MBARARA – Prof. Nixon Kamukama the deputy Vice Chancellor in charge of Academic Affairs at Mbarara University of Science and Technology (MUST) has decried the understaffing at the institution emanating from poor funding from government.
He says this has frustrated the institution’s mission of growth and expansion through promoting staff from senior lecturers to professors.
Kamukama revealed that currently they are operating at 21% of the total staff due to the government ban on recruitment.
“Government argues that currently there is no money so promotion and recruitment have to be halted and this gives us a big challenge because a person who is supposed to be a professor is still a senior lecturer since promoting that person goes with money,” Kamukama said.
He added that they have lost many experienced staff to other universities both within and outside the country.
Dr. Kamukama said this Wednesday during a media briefing on the 27th graduation of the university slated for October 26, in the Academic Registrar’s board room.
“You cannot grow when you are still an assistant lecturer and this has demoralised our staff. All the challenges we are facing emanate from poor funding, even when we sit with staff that is what they share with us,” he added.

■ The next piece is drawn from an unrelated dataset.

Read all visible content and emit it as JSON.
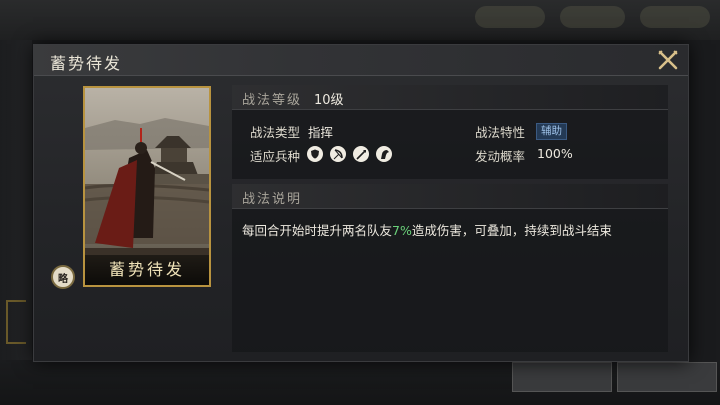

On why they admit few students, Kamukama said it is true they get very many applications from students who would wish to join the institution but their hands are always tied because of lack of facilities.
“You can see in 30 years we have been operating in this small space there is a lot of congestion, even government asks us why we admit fewer students but we don’t have [adequate] facilities.”
The VC however said that government managed to get them land in Kihumuro on Mbarara-Bushenyi road, which they are developing.
“Putting facilities in place without funds is a big a challenge, we normally get much pressure from the community, business people and politicians wondering why we don’t take up their children. But we cannot.”
Martha Kyoshaba Twinamatsiko the Academic Registrar said despite having high quality programmes that would transform communities, not much has been achieved because of limited funding.
“We have programmes for doctors but we restrict admission because of funding challenges. For example we always get over 900 applications for medical programmes but end up taking up only 80 because of limited facilities and manpower,” Ms Kyoshaba said.
The officials made an appeal to government to increase funding if the university is to realise its mission of transforming communities.
Despite the challenges Ms Kyoshaba said the university has remained committed to bringing out innovations and interventions geared towards addressing community challenges.
Kyoshaba said the 27th graduation list has 1,032 students who will graduate n various disciplines.
Out of these 608 are male and 424 female. 36 will graduate with first class degrees and 11 with PhDs.